Start of SOURCE MATERIAL

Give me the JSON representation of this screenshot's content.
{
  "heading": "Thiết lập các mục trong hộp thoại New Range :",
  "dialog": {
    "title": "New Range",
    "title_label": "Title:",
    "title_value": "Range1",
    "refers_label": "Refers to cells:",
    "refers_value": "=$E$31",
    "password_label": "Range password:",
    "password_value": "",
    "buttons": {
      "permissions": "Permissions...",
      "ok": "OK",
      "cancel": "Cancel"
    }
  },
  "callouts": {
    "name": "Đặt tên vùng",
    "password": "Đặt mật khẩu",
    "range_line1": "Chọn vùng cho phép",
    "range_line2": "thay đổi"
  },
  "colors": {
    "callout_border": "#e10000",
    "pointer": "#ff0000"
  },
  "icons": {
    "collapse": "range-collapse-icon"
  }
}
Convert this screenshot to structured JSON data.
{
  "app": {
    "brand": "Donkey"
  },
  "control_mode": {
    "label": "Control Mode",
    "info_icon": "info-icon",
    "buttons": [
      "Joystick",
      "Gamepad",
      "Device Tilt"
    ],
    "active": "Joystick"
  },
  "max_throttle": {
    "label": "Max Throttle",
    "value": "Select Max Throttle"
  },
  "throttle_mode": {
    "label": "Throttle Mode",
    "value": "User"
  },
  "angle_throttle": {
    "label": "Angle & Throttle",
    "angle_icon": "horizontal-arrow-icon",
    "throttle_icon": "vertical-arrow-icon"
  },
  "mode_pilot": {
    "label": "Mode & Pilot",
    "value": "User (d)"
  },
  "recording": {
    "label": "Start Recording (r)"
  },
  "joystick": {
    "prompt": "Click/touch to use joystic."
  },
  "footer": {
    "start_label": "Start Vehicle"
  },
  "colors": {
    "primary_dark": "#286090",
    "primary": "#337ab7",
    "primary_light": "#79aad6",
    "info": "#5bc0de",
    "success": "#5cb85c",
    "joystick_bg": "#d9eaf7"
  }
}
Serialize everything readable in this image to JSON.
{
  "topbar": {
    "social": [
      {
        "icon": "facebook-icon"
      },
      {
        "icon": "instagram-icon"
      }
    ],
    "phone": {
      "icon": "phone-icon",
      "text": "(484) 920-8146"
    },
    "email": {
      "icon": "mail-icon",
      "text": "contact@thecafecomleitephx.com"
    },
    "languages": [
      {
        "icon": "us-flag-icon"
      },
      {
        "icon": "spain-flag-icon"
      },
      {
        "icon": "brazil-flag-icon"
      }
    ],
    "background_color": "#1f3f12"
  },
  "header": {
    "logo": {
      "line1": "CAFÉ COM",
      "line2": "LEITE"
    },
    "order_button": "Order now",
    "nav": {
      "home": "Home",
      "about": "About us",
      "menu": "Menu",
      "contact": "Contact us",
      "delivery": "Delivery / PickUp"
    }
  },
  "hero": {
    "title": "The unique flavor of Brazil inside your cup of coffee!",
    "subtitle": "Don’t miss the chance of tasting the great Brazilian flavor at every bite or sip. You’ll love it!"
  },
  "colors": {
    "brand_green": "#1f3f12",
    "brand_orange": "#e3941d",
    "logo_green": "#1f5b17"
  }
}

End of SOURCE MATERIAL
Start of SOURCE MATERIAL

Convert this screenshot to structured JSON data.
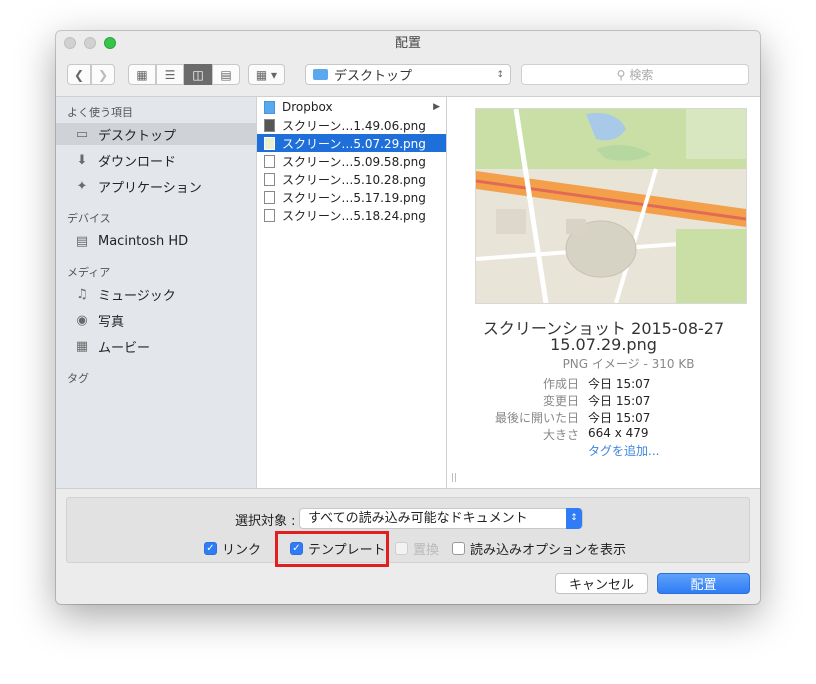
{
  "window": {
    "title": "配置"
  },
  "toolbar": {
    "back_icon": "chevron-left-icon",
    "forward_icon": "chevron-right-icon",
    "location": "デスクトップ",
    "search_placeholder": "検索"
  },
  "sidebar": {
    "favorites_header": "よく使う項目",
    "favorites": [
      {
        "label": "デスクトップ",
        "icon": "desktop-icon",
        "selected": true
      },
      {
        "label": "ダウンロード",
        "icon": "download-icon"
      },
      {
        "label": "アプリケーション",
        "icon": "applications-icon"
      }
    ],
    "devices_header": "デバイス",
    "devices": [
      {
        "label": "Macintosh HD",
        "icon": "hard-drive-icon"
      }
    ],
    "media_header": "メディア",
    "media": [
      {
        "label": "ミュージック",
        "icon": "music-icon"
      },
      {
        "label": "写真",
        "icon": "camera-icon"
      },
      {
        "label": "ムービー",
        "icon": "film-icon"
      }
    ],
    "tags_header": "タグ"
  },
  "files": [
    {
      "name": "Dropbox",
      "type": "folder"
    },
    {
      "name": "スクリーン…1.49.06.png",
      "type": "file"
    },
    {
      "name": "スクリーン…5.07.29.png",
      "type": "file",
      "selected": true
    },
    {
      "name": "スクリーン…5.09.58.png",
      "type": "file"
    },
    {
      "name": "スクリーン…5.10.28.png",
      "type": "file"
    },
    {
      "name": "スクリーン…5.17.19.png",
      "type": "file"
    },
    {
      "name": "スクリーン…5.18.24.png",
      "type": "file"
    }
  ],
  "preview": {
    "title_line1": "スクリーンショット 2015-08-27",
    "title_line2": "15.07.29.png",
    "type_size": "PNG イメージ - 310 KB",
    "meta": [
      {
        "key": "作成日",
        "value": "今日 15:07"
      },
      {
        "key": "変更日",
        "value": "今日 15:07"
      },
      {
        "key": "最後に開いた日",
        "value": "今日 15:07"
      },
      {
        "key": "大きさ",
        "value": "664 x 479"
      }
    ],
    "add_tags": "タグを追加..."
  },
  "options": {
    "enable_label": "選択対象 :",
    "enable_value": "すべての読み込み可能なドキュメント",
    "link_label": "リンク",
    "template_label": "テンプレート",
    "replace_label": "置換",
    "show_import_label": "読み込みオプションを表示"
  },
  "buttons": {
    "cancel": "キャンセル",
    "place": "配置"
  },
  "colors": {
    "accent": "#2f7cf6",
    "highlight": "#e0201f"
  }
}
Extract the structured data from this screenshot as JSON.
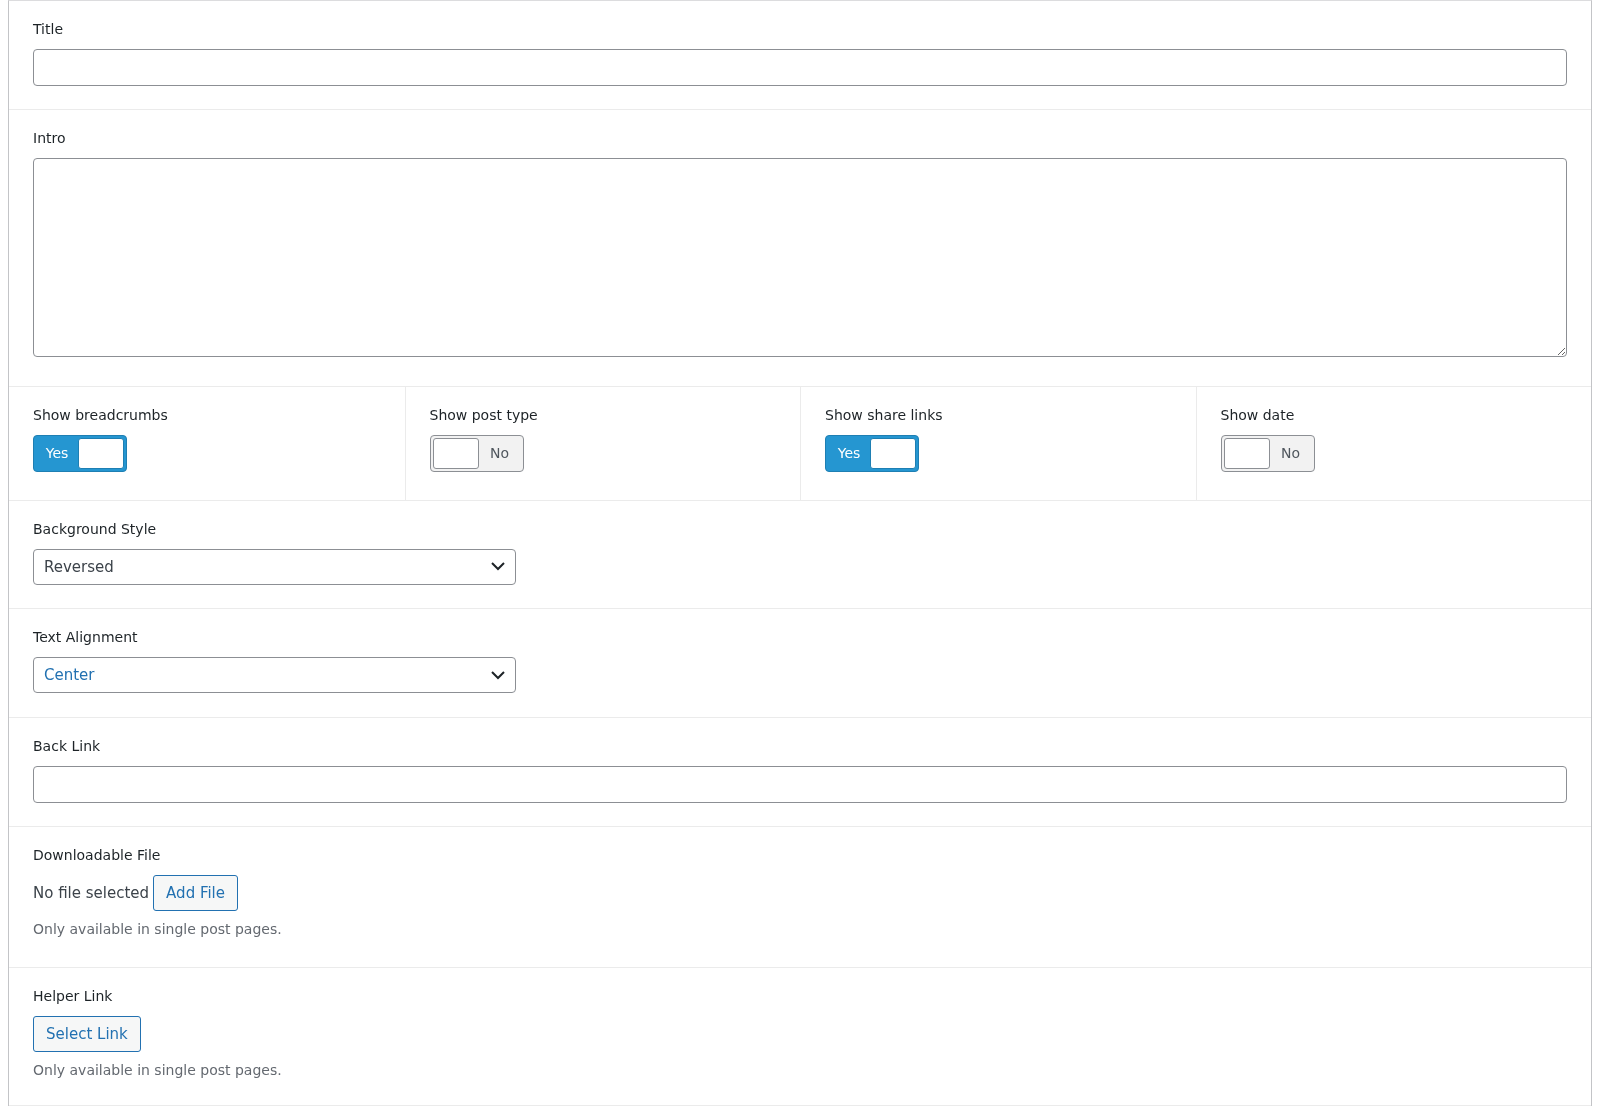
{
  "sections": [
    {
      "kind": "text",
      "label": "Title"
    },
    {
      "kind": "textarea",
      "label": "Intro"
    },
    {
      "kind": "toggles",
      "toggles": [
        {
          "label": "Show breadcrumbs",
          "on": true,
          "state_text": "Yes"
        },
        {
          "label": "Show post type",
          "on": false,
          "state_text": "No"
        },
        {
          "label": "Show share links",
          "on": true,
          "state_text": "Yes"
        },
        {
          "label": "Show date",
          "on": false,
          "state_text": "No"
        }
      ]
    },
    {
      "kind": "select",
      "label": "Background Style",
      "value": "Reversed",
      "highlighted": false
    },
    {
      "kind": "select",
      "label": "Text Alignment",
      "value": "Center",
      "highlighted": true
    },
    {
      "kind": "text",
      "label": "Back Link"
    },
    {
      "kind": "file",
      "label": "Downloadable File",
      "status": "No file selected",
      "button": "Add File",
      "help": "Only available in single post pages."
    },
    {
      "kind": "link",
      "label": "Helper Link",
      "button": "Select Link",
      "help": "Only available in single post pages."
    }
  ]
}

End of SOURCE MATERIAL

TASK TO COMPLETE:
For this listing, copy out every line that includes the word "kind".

EXERCISE RESULT:
      "kind": "text",
      "kind": "textarea",
      "kind": "toggles",
      "kind": "select",
      "kind": "select",
      "kind": "text",
      "kind": "file",
      "kind": "link",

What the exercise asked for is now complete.